BEGIN
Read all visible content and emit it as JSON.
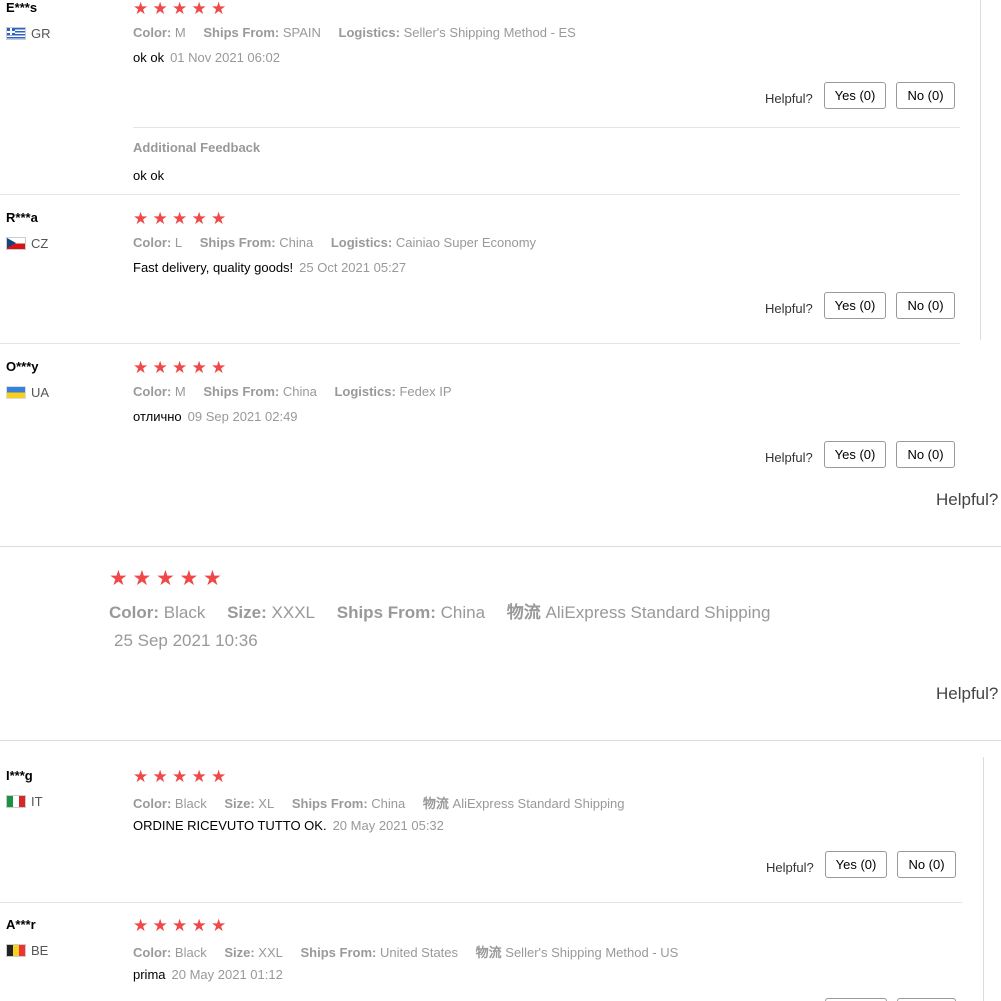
{
  "reviews": [
    {
      "user": "E***s",
      "country": "GR",
      "meta": [
        {
          "k": "Color:",
          "v": "M"
        },
        {
          "k": "Ships From:",
          "v": "SPAIN"
        },
        {
          "k": "Logistics:",
          "v": "Seller's Shipping Method - ES"
        }
      ],
      "text": "ok ok",
      "date": "01 Nov 2021 06:02",
      "helpful": "Helpful?",
      "yes": "Yes (0)",
      "no": "No (0)",
      "additional_title": "Additional Feedback",
      "additional_text": "ok ok"
    },
    {
      "user": "R***a",
      "country": "CZ",
      "meta": [
        {
          "k": "Color:",
          "v": "L"
        },
        {
          "k": "Ships From:",
          "v": "China"
        },
        {
          "k": "Logistics:",
          "v": "Cainiao Super Economy"
        }
      ],
      "text": "Fast delivery, quality goods!",
      "date": "25 Oct 2021 05:27",
      "helpful": "Helpful?",
      "yes": "Yes (0)",
      "no": "No (0)"
    },
    {
      "user": "O***y",
      "country": "UA",
      "meta": [
        {
          "k": "Color:",
          "v": "M"
        },
        {
          "k": "Ships From:",
          "v": "China"
        },
        {
          "k": "Logistics:",
          "v": "Fedex IP"
        }
      ],
      "text": "отлично",
      "date": "09 Sep 2021 02:49",
      "helpful": "Helpful?",
      "yes": "Yes (0)",
      "no": "No (0)"
    },
    {
      "meta": [
        {
          "k": "Color:",
          "v": "Black"
        },
        {
          "k": "Size:",
          "v": "XXXL"
        },
        {
          "k": "Ships From:",
          "v": "China"
        },
        {
          "k": "物流",
          "v": "AliExpress Standard Shipping"
        }
      ],
      "date": "25 Sep 2021 10:36",
      "helpful_top": "Helpful?",
      "helpful_bottom": "Helpful?"
    },
    {
      "user": "I***g",
      "country": "IT",
      "meta": [
        {
          "k": "Color:",
          "v": "Black"
        },
        {
          "k": "Size:",
          "v": "XL"
        },
        {
          "k": "Ships From:",
          "v": "China"
        },
        {
          "k": "物流",
          "v": "AliExpress Standard Shipping"
        }
      ],
      "text": "ORDINE RICEVUTO TUTTO OK.",
      "date": "20 May 2021 05:32",
      "helpful": "Helpful?",
      "yes": "Yes (0)",
      "no": "No (0)"
    },
    {
      "user": "A***r",
      "country": "BE",
      "meta": [
        {
          "k": "Color:",
          "v": "Black"
        },
        {
          "k": "Size:",
          "v": "XXL"
        },
        {
          "k": "Ships From:",
          "v": "United States"
        },
        {
          "k": "物流",
          "v": "Seller's Shipping Method - US"
        }
      ],
      "text": "prima",
      "date": "20 May 2021 01:12"
    }
  ],
  "rating": 5
}
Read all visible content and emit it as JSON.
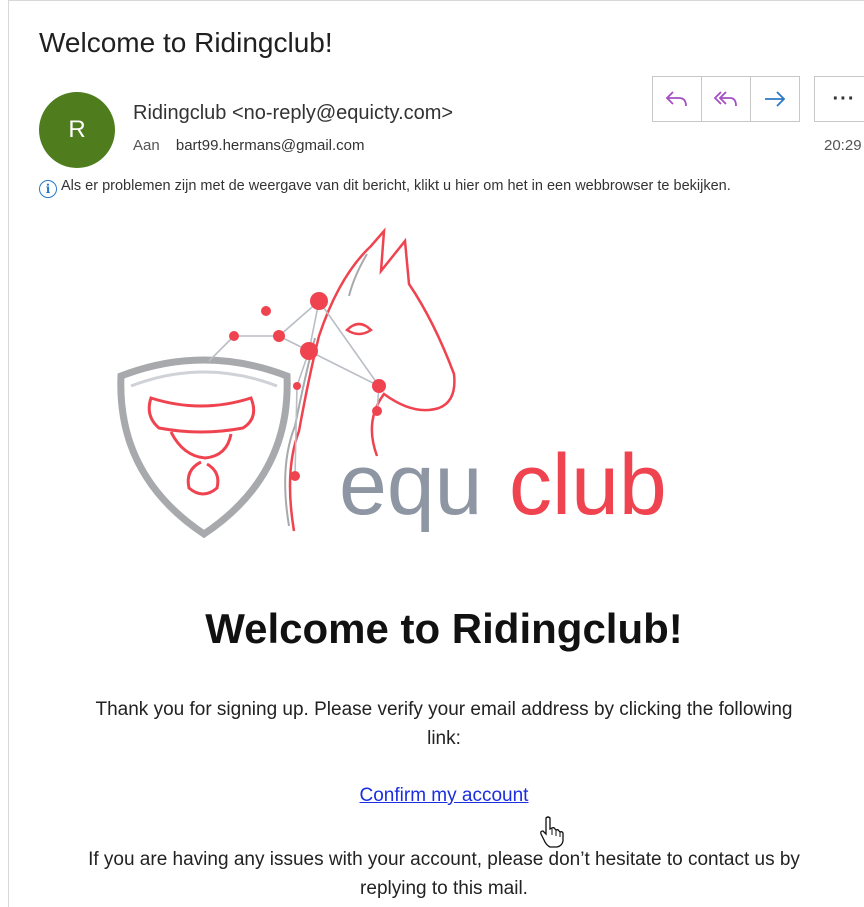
{
  "email": {
    "subject": "Welcome to Ridingclub!",
    "avatar_initial": "R",
    "sender": "Ridingclub <no-reply@equicty.com>",
    "to_label": "Aan",
    "to_address": "bart99.hermans@gmail.com",
    "time": "20:29",
    "more_label": "···",
    "info_message": "Als er problemen zijn met de weergave van dit bericht, klikt u hier om het in een webbrowser te bekijken."
  },
  "actions": [
    {
      "name": "reply-icon"
    },
    {
      "name": "reply-all-icon"
    },
    {
      "name": "forward-icon"
    },
    {
      "name": "more-icon"
    }
  ],
  "logo": {
    "word_part1": "equ",
    "word_part2": "club",
    "colors": {
      "gray": "#8d96a2",
      "red": "#ef4350"
    }
  },
  "body": {
    "title": "Welcome to Ridingclub!",
    "intro": "Thank you for signing up. Please verify your email address by clicking the following link:",
    "confirm_link": "Confirm my account",
    "outro": "If you are having any issues with your account, please don’t hesitate to contact us by replying to this mail."
  },
  "colors": {
    "avatar": "#4f7d1d",
    "reply_icon": "#a44fc4",
    "forward_icon": "#2b78c5",
    "link": "#1a2ee0"
  }
}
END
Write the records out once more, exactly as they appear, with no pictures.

Read all visible content and emit it as JSON.
{
  "reviews": [
    {
      "user": "E***s",
      "country": "GR",
      "meta": [
        {
          "k": "Color:",
          "v": "M"
        },
        {
          "k": "Ships From:",
          "v": "SPAIN"
        },
        {
          "k": "Logistics:",
          "v": "Seller's Shipping Method - ES"
        }
      ],
      "text": "ok ok",
      "date": "01 Nov 2021 06:02",
      "helpful": "Helpful?",
      "yes": "Yes (0)",
      "no": "No (0)",
      "additional_title": "Additional Feedback",
      "additional_text": "ok ok"
    },
    {
      "user": "R***a",
      "country": "CZ",
      "meta": [
        {
          "k": "Color:",
          "v": "L"
        },
        {
          "k": "Ships From:",
          "v": "China"
        },
        {
          "k": "Logistics:",
          "v": "Cainiao Super Economy"
        }
      ],
      "text": "Fast delivery, quality goods!",
      "date": "25 Oct 2021 05:27",
      "helpful": "Helpful?",
      "yes": "Yes (0)",
      "no": "No (0)"
    },
    {
      "user": "O***y",
      "country": "UA",
      "meta": [
        {
          "k": "Color:",
          "v": "M"
        },
        {
          "k": "Ships From:",
          "v": "China"
        },
        {
          "k": "Logistics:",
          "v": "Fedex IP"
        }
      ],
      "text": "отлично",
      "date": "09 Sep 2021 02:49",
      "helpful": "Helpful?",
      "yes": "Yes (0)",
      "no": "No (0)"
    },
    {
      "meta": [
        {
          "k": "Color:",
          "v": "Black"
        },
        {
          "k": "Size:",
          "v": "XXXL"
        },
        {
          "k": "Ships From:",
          "v": "China"
        },
        {
          "k": "物流",
          "v": "AliExpress Standard Shipping"
        }
      ],
      "date": "25 Sep 2021 10:36",
      "helpful_top": "Helpful?",
      "helpful_bottom": "Helpful?"
    },
    {
      "user": "I***g",
      "country": "IT",
      "meta": [
        {
          "k": "Color:",
          "v": "Black"
        },
        {
          "k": "Size:",
          "v": "XL"
        },
        {
          "k": "Ships From:",
          "v": "China"
        },
        {
          "k": "物流",
          "v": "AliExpress Standard Shipping"
        }
      ],
      "text": "ORDINE RICEVUTO TUTTO OK.",
      "date": "20 May 2021 05:32",
      "helpful": "Helpful?",
      "yes": "Yes (0)",
      "no": "No (0)"
    },
    {
      "user": "A***r",
      "country": "BE",
      "meta": [
        {
          "k": "Color:",
          "v": "Black"
        },
        {
          "k": "Size:",
          "v": "XXL"
        },
        {
          "k": "Ships From:",
          "v": "United States"
        },
        {
          "k": "物流",
          "v": "Seller's Shipping Method - US"
        }
      ],
      "text": "prima",
      "date": "20 May 2021 01:12"
    }
  ],
  "rating": 5
}
Read all visible content and emit it as JSON.
{
  "email": {
    "subject": "Welcome to Ridingclub!",
    "avatar_initial": "R",
    "sender": "Ridingclub <no-reply@equicty.com>",
    "to_label": "Aan",
    "to_address": "bart99.hermans@gmail.com",
    "time": "20:29",
    "more_label": "···",
    "info_message": "Als er problemen zijn met de weergave van dit bericht, klikt u hier om het in een webbrowser te bekijken."
  },
  "actions": [
    {
      "name": "reply-icon"
    },
    {
      "name": "reply-all-icon"
    },
    {
      "name": "forward-icon"
    },
    {
      "name": "more-icon"
    }
  ],
  "logo": {
    "word_part1": "equ",
    "word_part2": "club",
    "colors": {
      "gray": "#8d96a2",
      "red": "#ef4350"
    }
  },
  "body": {
    "title": "Welcome to Ridingclub!",
    "intro": "Thank you for signing up. Please verify your email address by clicking the following link:",
    "confirm_link": "Confirm my account",
    "outro": "If you are having any issues with your account, please don’t hesitate to contact us by replying to this mail."
  },
  "colors": {
    "avatar": "#4f7d1d",
    "reply_icon": "#a44fc4",
    "forward_icon": "#2b78c5",
    "link": "#1a2ee0"
  }
}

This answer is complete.